**EXERCISE MATERIAL:**
┌────────

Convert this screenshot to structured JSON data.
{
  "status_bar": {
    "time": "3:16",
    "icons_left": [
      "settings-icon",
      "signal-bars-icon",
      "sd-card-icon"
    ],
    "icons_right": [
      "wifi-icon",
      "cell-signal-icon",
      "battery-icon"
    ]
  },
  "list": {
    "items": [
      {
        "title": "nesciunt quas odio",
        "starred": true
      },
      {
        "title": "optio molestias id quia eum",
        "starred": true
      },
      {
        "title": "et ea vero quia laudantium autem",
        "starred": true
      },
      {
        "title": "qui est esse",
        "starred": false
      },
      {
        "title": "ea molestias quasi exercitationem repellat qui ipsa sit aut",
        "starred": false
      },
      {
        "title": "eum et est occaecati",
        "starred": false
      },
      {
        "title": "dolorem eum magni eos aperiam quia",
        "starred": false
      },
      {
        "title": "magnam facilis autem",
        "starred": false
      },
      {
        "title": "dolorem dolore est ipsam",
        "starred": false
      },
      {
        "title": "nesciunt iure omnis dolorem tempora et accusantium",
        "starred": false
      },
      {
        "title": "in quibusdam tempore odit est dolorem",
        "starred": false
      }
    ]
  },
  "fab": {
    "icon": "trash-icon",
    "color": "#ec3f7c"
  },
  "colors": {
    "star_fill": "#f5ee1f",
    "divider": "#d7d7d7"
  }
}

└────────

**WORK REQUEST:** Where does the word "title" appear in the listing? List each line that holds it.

**TASK RESPONSE:**
        "title": "nesciunt quas odio",
        "title": "optio molestias id quia eum",
        "title": "et ea vero quia laudantium autem",
        "title": "qui est esse",
        "title": "ea molestias quasi exercitationem repellat qui ipsa sit aut",
        "title": "eum et est occaecati",
        "title": "dolorem eum magni eos aperiam quia",
        "title": "magnam facilis autem",
        "title": "dolorem dolore est ipsam",
        "title": "nesciunt iure omnis dolorem tempora et accusantium",
        "title": "in quibusdam tempore odit est dolorem",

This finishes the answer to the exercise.